### [What this task involves]
Nothing but a number belongs in the answer: the count of lines below that contain the word "JSON".
** Opening Recorded information block **
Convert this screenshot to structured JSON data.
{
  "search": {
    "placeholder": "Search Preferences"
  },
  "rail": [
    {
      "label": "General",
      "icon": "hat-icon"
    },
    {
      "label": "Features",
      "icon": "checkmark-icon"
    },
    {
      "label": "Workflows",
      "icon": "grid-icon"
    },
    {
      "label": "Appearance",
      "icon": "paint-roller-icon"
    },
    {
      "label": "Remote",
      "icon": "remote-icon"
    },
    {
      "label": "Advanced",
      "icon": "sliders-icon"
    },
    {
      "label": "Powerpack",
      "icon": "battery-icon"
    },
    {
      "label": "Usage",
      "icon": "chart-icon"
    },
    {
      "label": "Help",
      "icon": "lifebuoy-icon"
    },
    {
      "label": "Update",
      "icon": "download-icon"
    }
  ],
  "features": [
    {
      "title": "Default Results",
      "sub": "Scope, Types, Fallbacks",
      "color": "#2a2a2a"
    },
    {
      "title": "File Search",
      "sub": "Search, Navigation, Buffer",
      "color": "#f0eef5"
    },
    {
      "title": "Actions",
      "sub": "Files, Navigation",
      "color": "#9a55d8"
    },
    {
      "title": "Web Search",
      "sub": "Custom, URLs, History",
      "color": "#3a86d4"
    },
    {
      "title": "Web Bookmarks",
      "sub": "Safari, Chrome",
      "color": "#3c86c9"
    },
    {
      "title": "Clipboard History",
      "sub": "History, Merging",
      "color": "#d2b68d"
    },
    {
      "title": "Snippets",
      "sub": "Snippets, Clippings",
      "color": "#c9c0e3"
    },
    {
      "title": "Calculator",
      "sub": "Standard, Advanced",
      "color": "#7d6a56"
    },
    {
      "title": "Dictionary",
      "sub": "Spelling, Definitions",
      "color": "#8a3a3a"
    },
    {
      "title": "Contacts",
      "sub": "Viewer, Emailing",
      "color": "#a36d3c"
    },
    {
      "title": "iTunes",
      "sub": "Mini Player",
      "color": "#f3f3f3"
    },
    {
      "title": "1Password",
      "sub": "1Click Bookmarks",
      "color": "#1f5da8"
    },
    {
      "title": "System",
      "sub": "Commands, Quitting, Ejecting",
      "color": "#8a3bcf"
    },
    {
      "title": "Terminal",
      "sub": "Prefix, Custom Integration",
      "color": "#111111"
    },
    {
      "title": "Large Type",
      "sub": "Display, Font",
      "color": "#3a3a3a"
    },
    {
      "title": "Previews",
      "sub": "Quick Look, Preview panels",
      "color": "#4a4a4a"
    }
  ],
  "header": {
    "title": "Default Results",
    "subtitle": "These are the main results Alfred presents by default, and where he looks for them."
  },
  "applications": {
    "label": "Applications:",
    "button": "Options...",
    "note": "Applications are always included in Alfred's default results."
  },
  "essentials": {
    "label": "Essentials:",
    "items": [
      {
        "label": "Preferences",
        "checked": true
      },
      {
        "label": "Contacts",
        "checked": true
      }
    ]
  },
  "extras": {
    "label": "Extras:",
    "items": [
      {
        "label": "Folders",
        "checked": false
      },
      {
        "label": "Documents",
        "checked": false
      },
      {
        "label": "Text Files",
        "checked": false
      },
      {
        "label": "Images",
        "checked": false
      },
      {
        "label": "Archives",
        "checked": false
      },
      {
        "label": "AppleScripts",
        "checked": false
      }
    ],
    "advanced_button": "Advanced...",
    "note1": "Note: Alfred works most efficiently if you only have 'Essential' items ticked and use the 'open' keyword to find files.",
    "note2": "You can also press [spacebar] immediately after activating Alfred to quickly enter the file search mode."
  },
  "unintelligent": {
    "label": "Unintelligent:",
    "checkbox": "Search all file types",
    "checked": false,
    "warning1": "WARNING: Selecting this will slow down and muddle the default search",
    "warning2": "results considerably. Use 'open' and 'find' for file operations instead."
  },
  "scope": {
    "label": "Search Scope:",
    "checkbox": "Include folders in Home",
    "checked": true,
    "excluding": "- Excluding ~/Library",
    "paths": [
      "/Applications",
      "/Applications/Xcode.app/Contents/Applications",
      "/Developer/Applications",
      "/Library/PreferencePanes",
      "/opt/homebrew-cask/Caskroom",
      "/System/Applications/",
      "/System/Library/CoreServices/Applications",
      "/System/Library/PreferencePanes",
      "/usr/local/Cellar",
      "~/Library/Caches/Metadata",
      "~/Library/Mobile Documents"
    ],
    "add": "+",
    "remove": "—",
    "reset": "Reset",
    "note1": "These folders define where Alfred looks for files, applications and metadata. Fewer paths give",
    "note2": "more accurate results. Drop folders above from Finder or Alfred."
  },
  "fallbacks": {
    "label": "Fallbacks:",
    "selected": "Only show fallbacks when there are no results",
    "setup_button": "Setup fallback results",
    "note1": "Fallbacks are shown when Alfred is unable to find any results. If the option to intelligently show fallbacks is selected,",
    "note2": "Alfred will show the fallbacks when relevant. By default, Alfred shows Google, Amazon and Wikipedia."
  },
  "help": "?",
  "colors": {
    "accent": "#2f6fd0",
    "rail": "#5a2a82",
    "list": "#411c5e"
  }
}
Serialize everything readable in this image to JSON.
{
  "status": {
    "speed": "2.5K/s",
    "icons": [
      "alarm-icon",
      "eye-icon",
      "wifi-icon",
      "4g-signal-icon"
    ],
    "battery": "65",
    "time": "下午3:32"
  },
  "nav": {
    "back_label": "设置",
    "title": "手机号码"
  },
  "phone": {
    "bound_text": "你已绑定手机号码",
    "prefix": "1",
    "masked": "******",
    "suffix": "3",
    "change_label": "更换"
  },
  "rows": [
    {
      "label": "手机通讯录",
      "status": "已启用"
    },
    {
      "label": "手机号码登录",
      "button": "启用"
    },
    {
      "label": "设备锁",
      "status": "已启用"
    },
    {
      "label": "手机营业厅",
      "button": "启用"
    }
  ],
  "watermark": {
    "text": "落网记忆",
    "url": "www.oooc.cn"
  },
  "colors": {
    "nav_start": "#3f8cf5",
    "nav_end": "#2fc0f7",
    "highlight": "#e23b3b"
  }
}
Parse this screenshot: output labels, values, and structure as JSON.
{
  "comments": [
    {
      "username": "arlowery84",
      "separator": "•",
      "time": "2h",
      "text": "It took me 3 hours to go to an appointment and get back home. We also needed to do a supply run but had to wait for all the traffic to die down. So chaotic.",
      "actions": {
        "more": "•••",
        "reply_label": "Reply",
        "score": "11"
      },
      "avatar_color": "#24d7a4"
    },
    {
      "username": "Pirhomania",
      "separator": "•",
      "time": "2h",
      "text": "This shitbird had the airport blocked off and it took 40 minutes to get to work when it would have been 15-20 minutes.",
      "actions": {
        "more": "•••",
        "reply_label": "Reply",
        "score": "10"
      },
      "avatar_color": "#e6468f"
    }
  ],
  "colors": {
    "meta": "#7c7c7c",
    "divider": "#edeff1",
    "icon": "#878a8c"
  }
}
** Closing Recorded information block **
### [Task response]
3